To Ludwig Rütimeyer 15 [and 16] January 1
Down. | Bromley. | Kent. S.E.
Dear & honoured Sir
I have been confined to my bed by illness, otherwise I should have written sooner, & thanked you for your letter of Dec. 11th.—2
I grieve to say that I have no good news to tell. I applied to a friend & relation, who knows Lord Tankerville3 well, & I wrote a long letter to him with instructions, which he forwarded to Ld. Tankerville with a request from himself. But he has received no sort of answer!!4

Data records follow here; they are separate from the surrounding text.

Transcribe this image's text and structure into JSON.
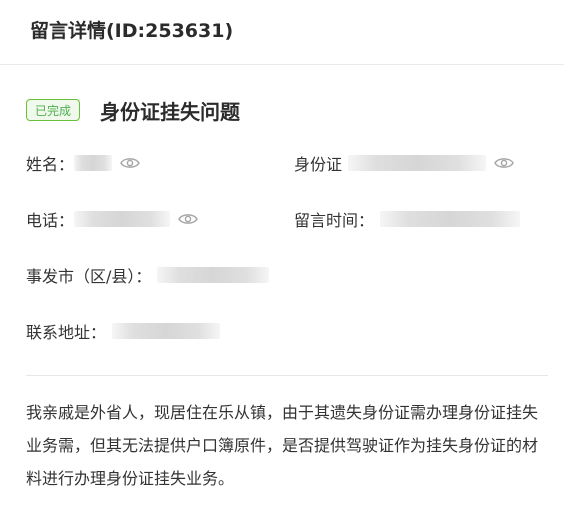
{
  "header": {
    "title": "留言详情(ID:253631)"
  },
  "issue": {
    "status_badge": "已完成",
    "title": "身份证挂失问题"
  },
  "fields": {
    "name_label": "姓名：",
    "id_card_label": "身份证",
    "phone_label": "电话：",
    "message_time_label": "留言时间：",
    "incident_location_label": "事发市（区/县）：",
    "address_label": "联系地址："
  },
  "description": "我亲戚是外省人，现居住在乐从镇，由于其遗失身份证需办理身份证挂失业务需，但其无法提供户口簿原件，是否提供驾驶证作为挂失身份证的材料进行办理身份证挂失业务。",
  "icons": {
    "reveal": "eye-icon"
  },
  "colors": {
    "badge_border": "#67c23a",
    "badge_text": "#4caf50",
    "badge_bg": "#f0f9eb"
  }
}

My friend says Ld. Tankerville leads a strange solitary life; but is much surprised at receiving no answer. I am astonished at such rudeness. My friend thinks that perhaps he may send the skulls, though he will not take the trouble to write.— My friend naturally does not choose to write again, after being treated so rudely; but if he sees him in London this Spring will ask.— I yet hope that the Skulls may be sent; but am very fearful about the result.— If the old Lord Tankerville had been alive, I feel sure that we should have got them.—5

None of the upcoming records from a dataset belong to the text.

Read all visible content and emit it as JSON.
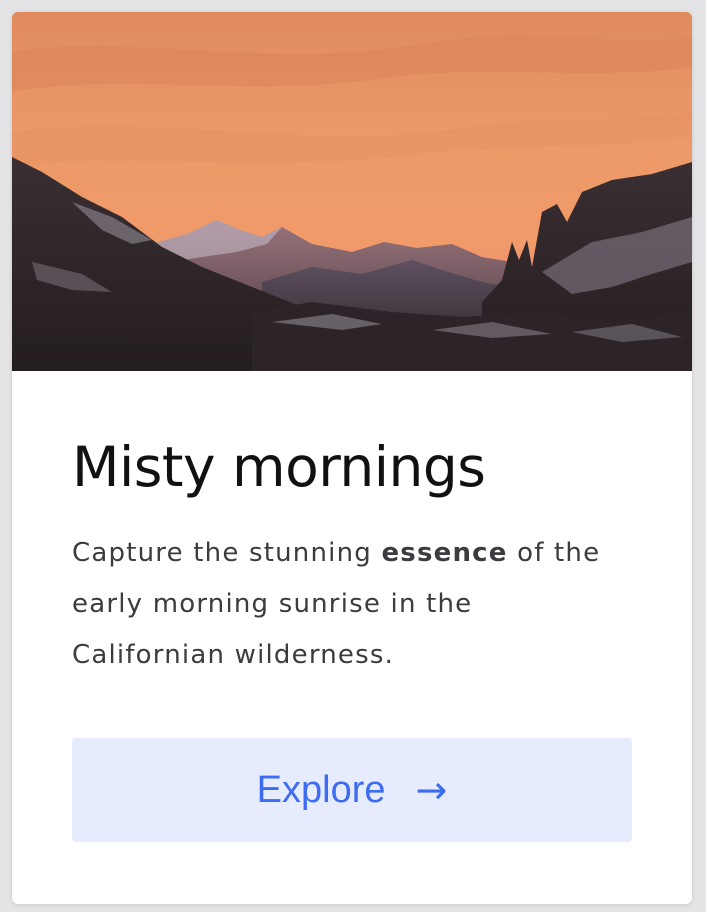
{
  "card": {
    "image_alt": "Mountain ridges under an orange sunrise sky",
    "title": "Misty mornings",
    "description": {
      "before": "Capture the stunning ",
      "emphasis": "essence",
      "after": " of the early morning sunrise in the Californian wilderness."
    },
    "button": {
      "label": "Explore",
      "icon": "arrow-right-icon",
      "arrow": "→"
    }
  },
  "colors": {
    "button_background": "#e6ebfd",
    "button_text": "#3c6cf2",
    "title": "#111114",
    "body_text": "#3b3b40"
  }
}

I cannot tell you how sincerely I grieve that I have failed to aid you in your most important & interesting investigations, but I have done all that I could.—
With sincere apologies, I remain Dear Sir | Yours very faithfully | Charles Darwin

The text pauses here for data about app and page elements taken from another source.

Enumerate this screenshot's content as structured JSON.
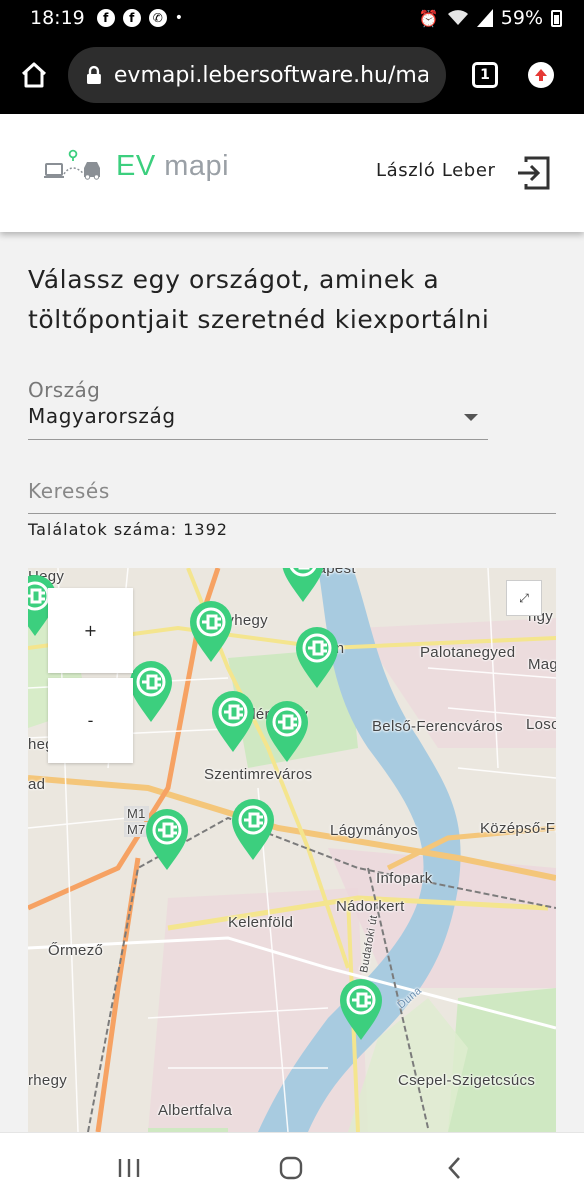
{
  "status_bar": {
    "time": "18:19",
    "battery": "59%",
    "icons": [
      "facebook-icon",
      "facebook-icon",
      "viber-icon",
      "dot-icon",
      "alarm-icon",
      "wifi-icon",
      "signal-icon",
      "battery-icon"
    ]
  },
  "browser": {
    "url": "evmapi.lebersoftware.hu/ma",
    "tab_count": "1"
  },
  "header": {
    "logo_ev": "EV",
    "logo_mapi": "mapi",
    "user_name": "László Leber",
    "brand_color": "#3ccf7e"
  },
  "main": {
    "heading": "Válassz egy országot, aminek a töltőpontjait szeretnéd kiexportálni",
    "country_label": "Ország",
    "country_value": "Magyarország",
    "search_placeholder": "Keresés",
    "results_text": "Találatok száma: 1392"
  },
  "map": {
    "zoom_in": "+",
    "zoom_out": "-",
    "fullscreen": "⤢",
    "marker_color": "#3ccf7e",
    "labels": [
      "Budapest",
      "Nagyhegy",
      "Tabán",
      "Palotanegyed",
      "Mag",
      "Hegy",
      "Gellérthegy",
      "Belső-Ferencváros",
      "Loso",
      "Szentimreváros",
      "ad",
      "M1",
      "M7",
      "Lágymányos",
      "Középső-Fe",
      "Infopark",
      "Nádorkert",
      "Kelenföld",
      "Budafoki út",
      "Őrmező",
      "Duna",
      "Csepel-Szigetcsúcs",
      "rhegy",
      "Albertfalva",
      "hegy",
      "ngy"
    ]
  }
}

P.S. I have just had another letter from my friend, Sir H. Holland, who says he will see Lord Tankerville or write to him again;6 & I think the noble Lord will be driven by shame to be more courteous.—
Lord Tankerville has not responded to the request for the skulls which LR requires for his research. CD addressed Lord T through his friend Sir Henry Holland, who is prepared to try again, despite Lord T’s rudeness.
Please cite as
Darwin Correspondence Project, “Letter no. 3389,” accessed on 1 October 2016, http://www.darwinproject.ac.uk/DCP-LETT-3389